→ Data
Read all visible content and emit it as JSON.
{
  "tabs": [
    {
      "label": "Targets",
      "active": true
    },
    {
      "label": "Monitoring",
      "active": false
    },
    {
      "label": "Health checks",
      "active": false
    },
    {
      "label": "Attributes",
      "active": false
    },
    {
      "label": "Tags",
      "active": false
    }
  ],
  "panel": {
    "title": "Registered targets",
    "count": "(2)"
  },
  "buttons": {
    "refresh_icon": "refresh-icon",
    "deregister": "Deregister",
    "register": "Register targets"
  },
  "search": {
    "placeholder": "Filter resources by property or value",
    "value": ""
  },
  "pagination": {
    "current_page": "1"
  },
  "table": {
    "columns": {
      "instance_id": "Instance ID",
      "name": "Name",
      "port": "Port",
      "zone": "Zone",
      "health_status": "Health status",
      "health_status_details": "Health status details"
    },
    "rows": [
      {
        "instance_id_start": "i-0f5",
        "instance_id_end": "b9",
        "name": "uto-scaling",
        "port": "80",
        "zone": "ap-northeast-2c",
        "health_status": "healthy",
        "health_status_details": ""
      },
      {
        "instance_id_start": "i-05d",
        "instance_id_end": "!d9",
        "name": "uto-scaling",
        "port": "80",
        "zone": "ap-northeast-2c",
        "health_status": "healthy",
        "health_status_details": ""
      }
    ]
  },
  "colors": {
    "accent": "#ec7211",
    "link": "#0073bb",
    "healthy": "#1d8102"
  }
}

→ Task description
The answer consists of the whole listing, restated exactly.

→ Result of this task
Read all visible content and emit it as JSON.
{
  "tabs": [
    {
      "label": "Targets",
      "active": true
    },
    {
      "label": "Monitoring",
      "active": false
    },
    {
      "label": "Health checks",
      "active": false
    },
    {
      "label": "Attributes",
      "active": false
    },
    {
      "label": "Tags",
      "active": false
    }
  ],
  "panel": {
    "title": "Registered targets",
    "count": "(2)"
  },
  "buttons": {
    "refresh_icon": "refresh-icon",
    "deregister": "Deregister",
    "register": "Register targets"
  },
  "search": {
    "placeholder": "Filter resources by property or value",
    "value": ""
  },
  "pagination": {
    "current_page": "1"
  },
  "table": {
    "columns": {
      "instance_id": "Instance ID",
      "name": "Name",
      "port": "Port",
      "zone": "Zone",
      "health_status": "Health status",
      "health_status_details": "Health status details"
    },
    "rows": [
      {
        "instance_id_start": "i-0f5",
        "instance_id_end": "b9",
        "name": "uto-scaling",
        "port": "80",
        "zone": "ap-northeast-2c",
        "health_status": "healthy",
        "health_status_details": ""
      },
      {
        "instance_id_start": "i-05d",
        "instance_id_end": "!d9",
        "name": "uto-scaling",
        "port": "80",
        "zone": "ap-northeast-2c",
        "health_status": "healthy",
        "health_status_details": ""
      }
    ]
  },
  "colors": {
    "accent": "#ec7211",
    "link": "#0073bb",
    "healthy": "#1d8102"
  }
}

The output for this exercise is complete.